Joshua Pickard



[EMI; 1996]

I am listening to a lot of Prince at the moment. This is not hugely surprising for me, but I have found myself being gripped by albums that I’d previously seen as stains in his output. I think maybe I’m still mourning his death and yearning for a time long gone when things seemed a little simpler, and I was perhaps more content with myself and my situation. Maybe that time never really existed other than in my perception of the past **heavy sigh**.
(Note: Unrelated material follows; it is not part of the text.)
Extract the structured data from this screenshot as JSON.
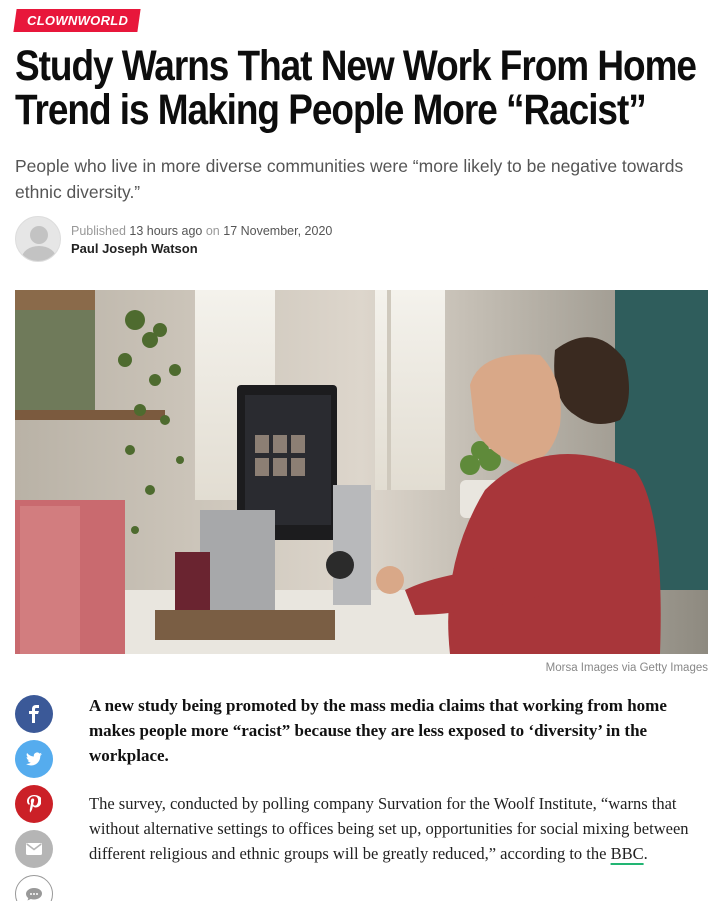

Isolation does funny things to the mind. Still, there are some undeniable pearls on Emancipation, amongst the filth of tracks like “Courtin’ Time” and “Sleep Around” which are simply woeful. Reissued last year on SIX slabs of purple vinyl, tracks like “Slave” bring the trademark Prince funk which is always best when bubbling under, subdued rather than played-out like the worst session band at a Hard Rock Café in Little Arse, USA. “Right Back Here in My Arms” suffers from some overly polished production but retains the spirit of peak era Prince, while “Let’s Have a Baby” is the late-night cabaret song his father was well-known for playing, but it centres on a subject matter that breaks your heart – the album was released in the same year that Prince’s son, Amiir, died just six days after being born. It’s interesting how the current allows us to re-evaluate the past. I feel as though I am more readily connecting with someone who felt lost to me for a while.

Todd Dedman



[Stone Music Entertainment; 2020]

Needless to say, pure joy is in short supply these days. Truly great pop might as well be our collective quarantine pusher man: can we just get a fix?

IZ*ONE, to put it lightly, have just what we need. Speaking personally, my K-pop fandom had been wavering. Sulli and Hara’s deaths, a seemingly endless string of industry scandals, and more had taken their toll. So it’s no small thing for BLOOM*IZ to have, at least for its duration whenever it plays, reignited my passion for the genre.

The best K-pop is pure, unfiltered sunshine topped with bizarre mixtures of sounds that, by rights, shouldn’t work, and yet more than do. IZ*ONE bring that in spades, from the fantasy of “Dreamlike” to the spaced-out groove of “Spaceship”. They even swing for the fences on slower songs. “I can’t believe that IZ*ONE saved K-pop,” a friend texted me after I convinced them to listen. Is the man wrong? Even if you’re the type to grumble at bubbly pop, perhaps give this one a go during all this social distancing. For 40 delectable minutes, it might be just the escape you need. You can go back to pretending it didn’t make you dance around your room after, don’t worry.

Chase McMullen